Task item: Your task is to copy every line below that contains the word "icon".
*** Block opens ***
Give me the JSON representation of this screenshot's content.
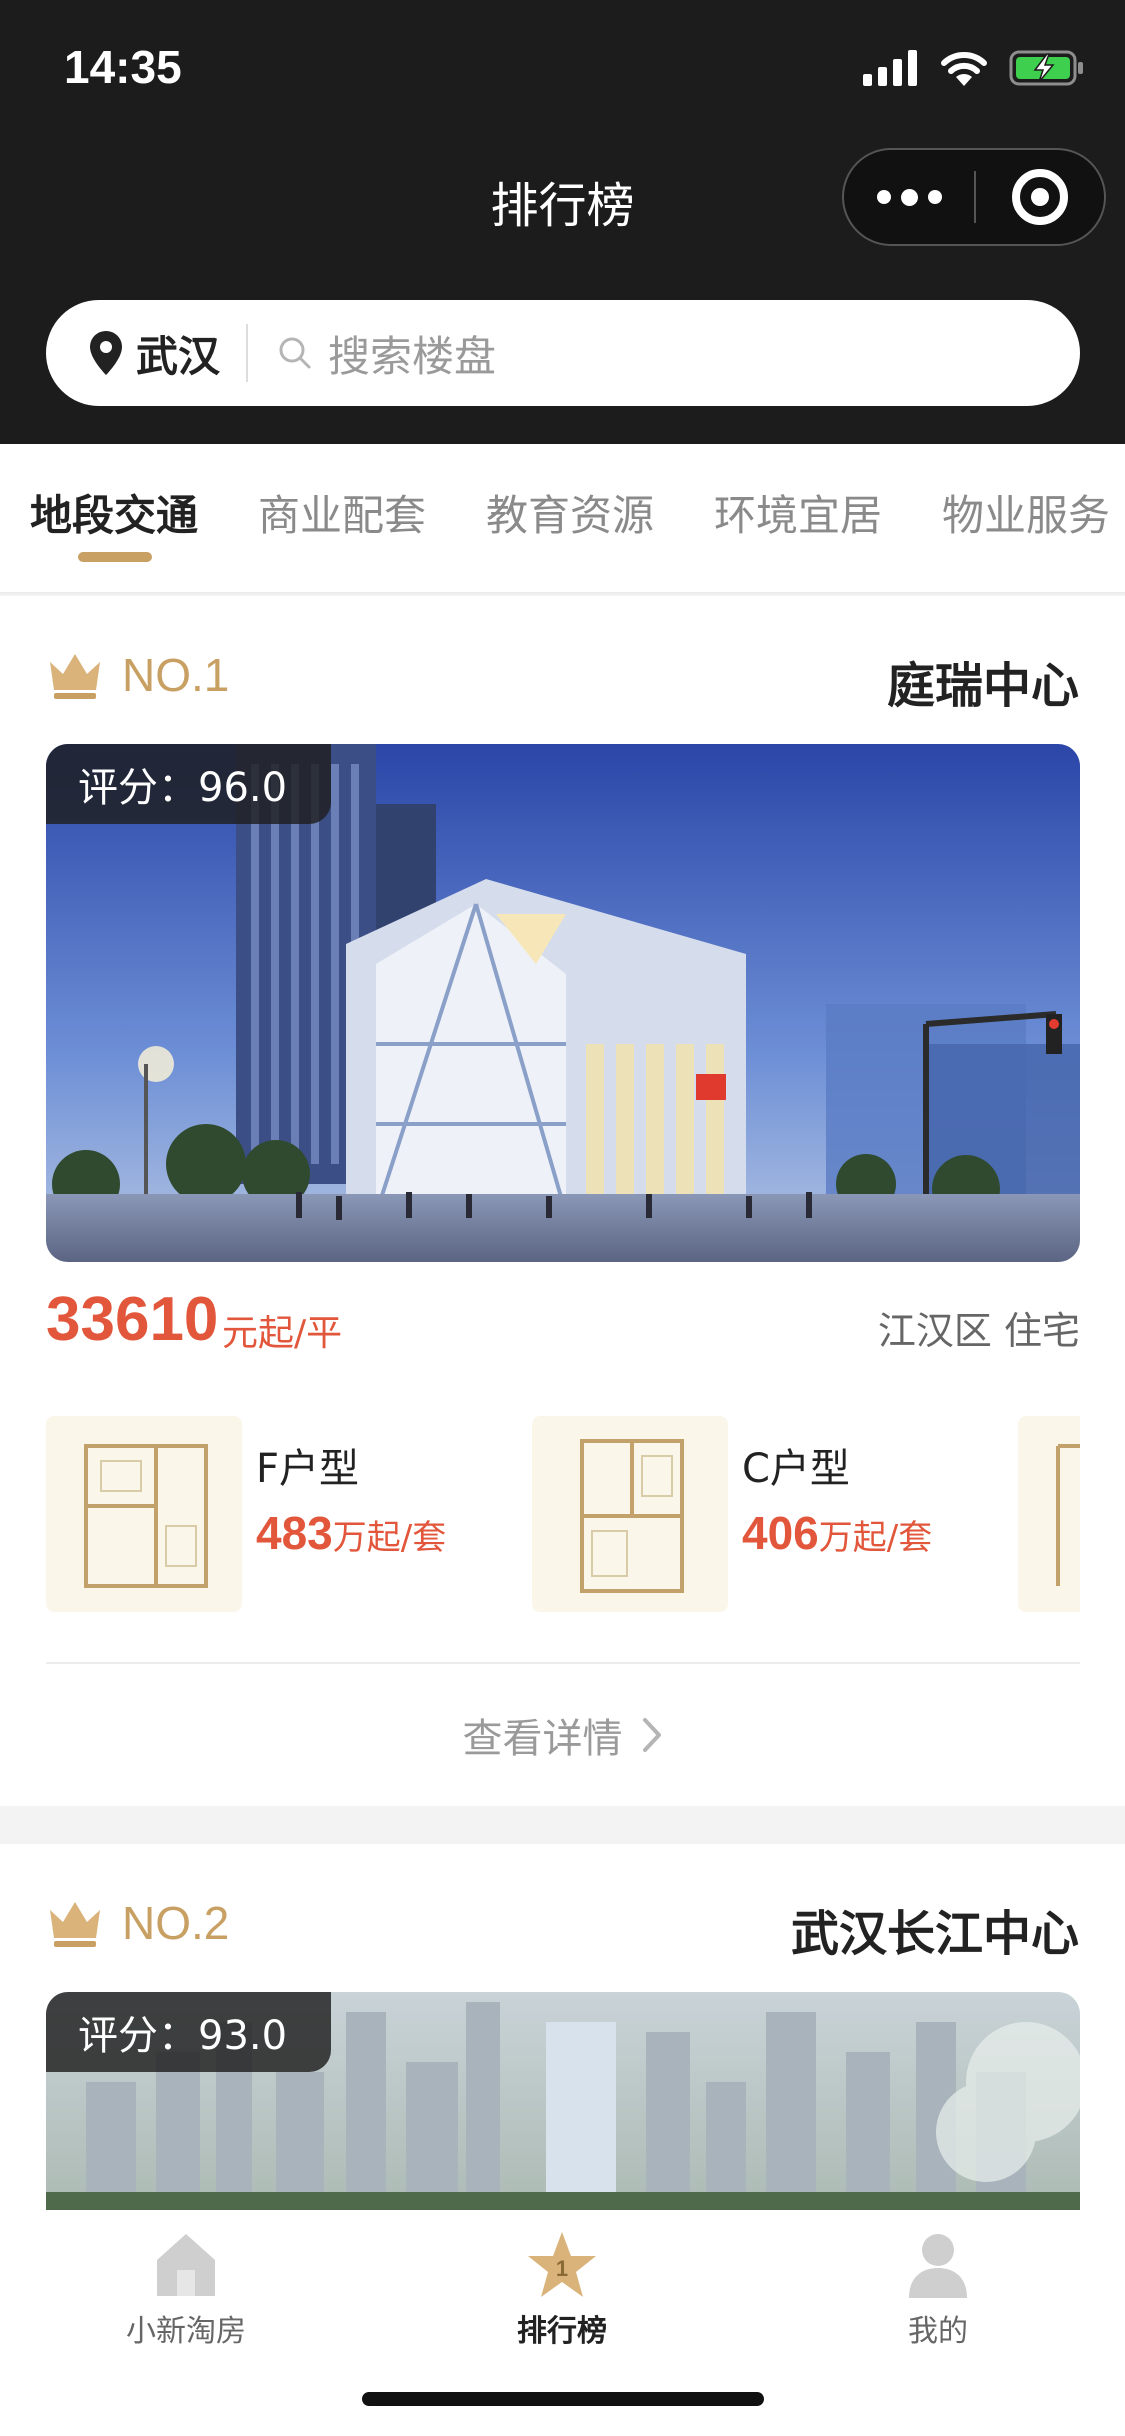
{
  "status_bar": {
    "time": "14:35"
  },
  "nav": {
    "title": "排行榜"
  },
  "search": {
    "city": "武汉",
    "placeholder": "搜索楼盘"
  },
  "tabs": [
    {
      "label": "地段交通",
      "active": true
    },
    {
      "label": "商业配套",
      "active": false
    },
    {
      "label": "教育资源",
      "active": false
    },
    {
      "label": "环境宜居",
      "active": false
    },
    {
      "label": "物业服务",
      "active": false
    }
  ],
  "listings": [
    {
      "rank": "NO.1",
      "name": "庭瑞中心",
      "score_text": "评分：96.0",
      "price": "33610",
      "price_unit": "元起/平",
      "district": "江汉区  住宅",
      "layouts": [
        {
          "name": "F户型",
          "price": "483",
          "unit": "万起/套"
        },
        {
          "name": "C户型",
          "price": "406",
          "unit": "万起/套"
        }
      ],
      "detail_label": "查看详情"
    },
    {
      "rank": "NO.2",
      "name": "武汉长江中心",
      "score_text": "评分：93.0"
    }
  ],
  "tabbar": [
    {
      "label": "小新淘房",
      "icon": "house-icon"
    },
    {
      "label": "排行榜",
      "icon": "star-icon",
      "active": true
    },
    {
      "label": "我的",
      "icon": "person-icon"
    }
  ],
  "colors": {
    "accent_gold": "#c9a063",
    "price_red": "#e2563b",
    "header_bg": "#1c1c1c"
  }
}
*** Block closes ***
Problem solution:
      "icon": "house-icon"
      "icon": "star-icon",
      "icon": "person-icon"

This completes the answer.